They were lowered into a shaft via elevator the night of Oct. 30 without a standard test run to make sure the area was safe, the CSST found.

Unbeknownst to them, the shaft had been filling with water for at least 10 days because of a broken pumping system. 

They drowned because "they just didn't know that there was water at the bottom of the mine," Turgeon said.

The men's bodies were frozen blocks of ice by the time rescue teams were able to reach their cage, three days after they descended.

No one was alerted to the flooding in the mine shaft because a warning alarm was unplugged, the CSST found.

No one working at the surface flagged the broken water pump either, even though a computer system tracks how much water is siphoned out of the mine on a daily basis, the report said.

By the time the men went down, the mine's bottom two levels were flooded without drawing any attention from staff at the surface.

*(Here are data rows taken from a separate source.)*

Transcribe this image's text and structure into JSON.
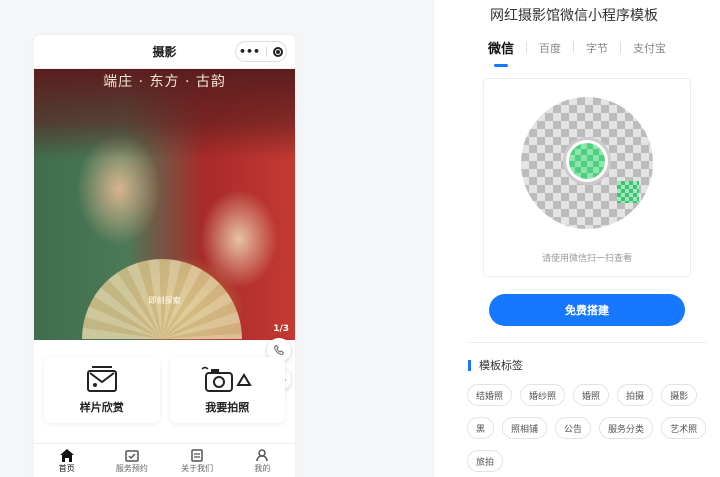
{
  "phone": {
    "header_title": "摄影",
    "capsule_more": "•••",
    "banner_title": "端庄 · 东方 · 古韵",
    "banner_caption": "即刻探索",
    "banner_counter": "1/3",
    "float_phone_icon": "phone-icon",
    "float_chat_icon": "chat-icon",
    "cards": [
      {
        "label": "样片欣赏",
        "icon": "photo-envelope-icon"
      },
      {
        "label": "我要拍照",
        "icon": "camera-icon"
      }
    ],
    "tabbar": [
      {
        "label": "首页",
        "icon": "home-icon",
        "active": true
      },
      {
        "label": "服务预约",
        "icon": "calendar-icon",
        "active": false
      },
      {
        "label": "关于我们",
        "icon": "document-icon",
        "active": false
      },
      {
        "label": "我的",
        "icon": "user-icon",
        "active": false
      }
    ]
  },
  "panel": {
    "title": "网红摄影馆微信小程序模板",
    "platform_tabs": [
      "微信",
      "百度",
      "字节",
      "支付宝"
    ],
    "active_platform": "微信",
    "qr_hint": "请使用微信扫一扫查看",
    "build_button": "免费搭建",
    "tags_title": "模板标签",
    "tags": [
      "结婚照",
      "婚纱照",
      "婚照",
      "拍摄",
      "摄影",
      "黑",
      "照相铺",
      "公告",
      "服务分类",
      "艺术照",
      "旅拍"
    ]
  },
  "colors": {
    "accent": "#1677ff"
  }
}
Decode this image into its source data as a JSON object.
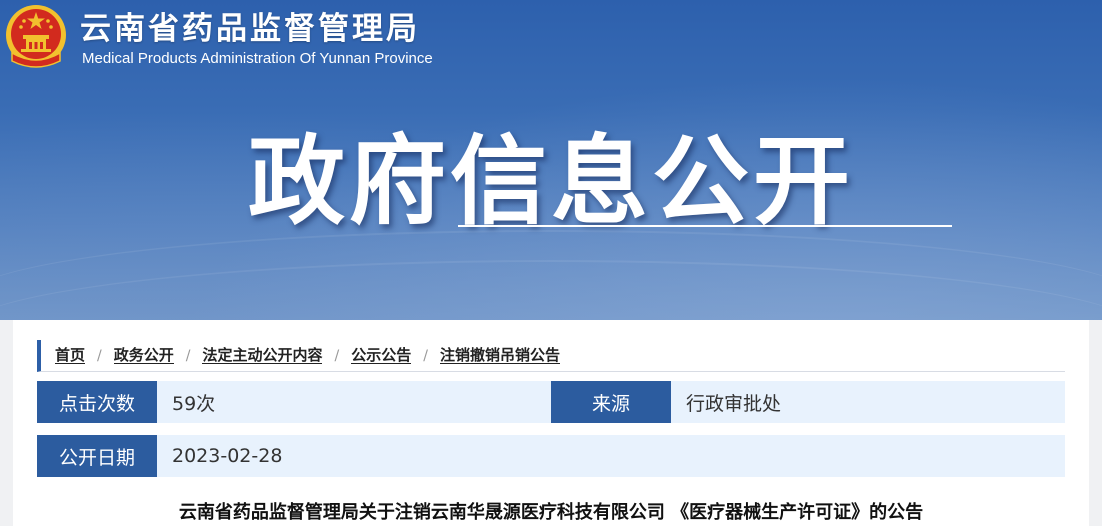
{
  "header": {
    "org_name_cn": "云南省药品监督管理局",
    "org_name_en": "Medical Products Administration Of Yunnan Province",
    "section_title": "政府信息公开",
    "emblem_icon": "national-emblem-icon"
  },
  "breadcrumb": {
    "items": [
      "首页",
      "政务公开",
      "法定主动公开内容",
      "公示公告",
      "注销撤销吊销公告"
    ],
    "separator": "/"
  },
  "info": {
    "clicks_label": "点击次数",
    "clicks_value": "59次",
    "source_label": "来源",
    "source_value": "行政审批处",
    "date_label": "公开日期",
    "date_value": "2023-02-28"
  },
  "article": {
    "title": "云南省药品监督管理局关于注销云南华晟源医疗科技有限公司 《医疗器械生产许可证》的公告"
  },
  "colors": {
    "banner_blue": "#2d60ad",
    "label_blue": "#2c5c9f",
    "row_bg": "#e8f2fd",
    "emblem_red": "#d22a1e",
    "emblem_gold": "#f2c12e"
  }
}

The deadly accident prompted a province-wide review of mining safety systems.

A safety blitz was done at all 27 mines in Quebec "to ensure that all the water detection systems are operational and part of an integrated safety system," said Turgeon.

The Bachelor Lake gold mine had been shut down since the mid-90s when Métanor Resources decided to reopen it in 2008.

The facilities are located about 600 kilometres north of Montreal.